→ **Task item**:
Check the records below line by line for the string "this". Give the number of lines that contain it and nothing else.

→ **Records to use**:
★ ★ ★ ★ ★
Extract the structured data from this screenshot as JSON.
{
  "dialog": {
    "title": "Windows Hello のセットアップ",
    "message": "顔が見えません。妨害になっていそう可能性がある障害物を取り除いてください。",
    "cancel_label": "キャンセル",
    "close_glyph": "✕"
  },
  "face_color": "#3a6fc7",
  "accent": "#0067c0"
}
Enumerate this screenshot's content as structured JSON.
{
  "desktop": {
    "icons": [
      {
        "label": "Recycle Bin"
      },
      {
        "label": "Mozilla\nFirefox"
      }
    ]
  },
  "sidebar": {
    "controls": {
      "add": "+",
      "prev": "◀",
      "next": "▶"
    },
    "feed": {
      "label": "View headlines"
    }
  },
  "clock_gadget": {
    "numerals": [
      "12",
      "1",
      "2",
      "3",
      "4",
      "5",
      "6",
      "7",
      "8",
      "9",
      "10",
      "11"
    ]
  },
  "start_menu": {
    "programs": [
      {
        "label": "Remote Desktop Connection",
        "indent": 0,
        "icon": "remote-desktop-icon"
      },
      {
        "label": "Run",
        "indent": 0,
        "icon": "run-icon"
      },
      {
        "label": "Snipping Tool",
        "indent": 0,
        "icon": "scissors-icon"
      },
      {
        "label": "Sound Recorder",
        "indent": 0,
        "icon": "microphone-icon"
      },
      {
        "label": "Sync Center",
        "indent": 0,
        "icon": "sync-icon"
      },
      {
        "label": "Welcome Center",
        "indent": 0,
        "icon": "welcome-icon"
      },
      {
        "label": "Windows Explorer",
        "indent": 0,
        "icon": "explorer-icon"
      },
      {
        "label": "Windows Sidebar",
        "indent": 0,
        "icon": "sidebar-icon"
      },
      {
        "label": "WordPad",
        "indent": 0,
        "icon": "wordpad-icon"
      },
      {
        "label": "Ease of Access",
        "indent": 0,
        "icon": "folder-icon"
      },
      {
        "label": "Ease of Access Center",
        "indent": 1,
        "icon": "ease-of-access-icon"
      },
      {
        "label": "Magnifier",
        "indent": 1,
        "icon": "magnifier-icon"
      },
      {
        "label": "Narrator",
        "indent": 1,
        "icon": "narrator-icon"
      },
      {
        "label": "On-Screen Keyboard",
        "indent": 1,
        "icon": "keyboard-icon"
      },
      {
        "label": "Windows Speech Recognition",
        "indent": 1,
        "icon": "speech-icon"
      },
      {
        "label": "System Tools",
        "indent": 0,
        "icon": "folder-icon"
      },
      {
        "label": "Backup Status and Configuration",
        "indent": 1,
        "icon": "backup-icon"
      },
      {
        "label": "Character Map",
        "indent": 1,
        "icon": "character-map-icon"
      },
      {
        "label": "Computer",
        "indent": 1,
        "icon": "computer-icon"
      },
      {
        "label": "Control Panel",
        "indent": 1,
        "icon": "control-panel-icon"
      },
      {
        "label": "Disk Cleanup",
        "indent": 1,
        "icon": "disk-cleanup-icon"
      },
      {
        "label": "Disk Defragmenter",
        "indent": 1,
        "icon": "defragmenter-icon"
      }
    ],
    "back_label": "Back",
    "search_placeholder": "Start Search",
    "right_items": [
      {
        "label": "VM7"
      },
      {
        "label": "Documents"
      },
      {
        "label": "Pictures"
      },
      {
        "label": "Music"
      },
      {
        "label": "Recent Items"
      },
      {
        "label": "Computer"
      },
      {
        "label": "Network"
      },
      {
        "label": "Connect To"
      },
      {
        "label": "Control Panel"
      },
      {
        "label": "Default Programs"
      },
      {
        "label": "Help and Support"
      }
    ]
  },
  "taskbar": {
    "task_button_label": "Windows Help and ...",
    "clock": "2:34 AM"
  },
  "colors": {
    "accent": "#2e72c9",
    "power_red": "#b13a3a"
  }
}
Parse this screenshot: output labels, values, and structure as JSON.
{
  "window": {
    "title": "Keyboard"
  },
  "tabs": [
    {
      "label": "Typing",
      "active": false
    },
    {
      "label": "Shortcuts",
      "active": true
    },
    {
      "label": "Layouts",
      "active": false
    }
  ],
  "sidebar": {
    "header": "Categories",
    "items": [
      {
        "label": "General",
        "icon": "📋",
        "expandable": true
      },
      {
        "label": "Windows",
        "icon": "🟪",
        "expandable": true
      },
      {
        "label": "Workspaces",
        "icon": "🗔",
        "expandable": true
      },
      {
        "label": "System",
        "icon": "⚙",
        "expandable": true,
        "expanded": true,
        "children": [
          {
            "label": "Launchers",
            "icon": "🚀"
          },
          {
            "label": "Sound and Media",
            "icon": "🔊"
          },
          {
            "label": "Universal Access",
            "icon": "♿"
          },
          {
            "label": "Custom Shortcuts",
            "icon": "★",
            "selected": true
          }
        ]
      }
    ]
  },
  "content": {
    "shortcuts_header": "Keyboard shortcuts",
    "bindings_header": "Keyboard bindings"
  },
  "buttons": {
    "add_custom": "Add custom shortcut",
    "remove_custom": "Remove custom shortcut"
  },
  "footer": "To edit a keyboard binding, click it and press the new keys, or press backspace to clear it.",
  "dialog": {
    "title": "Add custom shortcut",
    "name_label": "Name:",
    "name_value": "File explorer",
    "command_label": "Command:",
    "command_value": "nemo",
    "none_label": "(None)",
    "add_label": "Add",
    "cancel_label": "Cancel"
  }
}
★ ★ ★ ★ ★
→ **Solution**:
3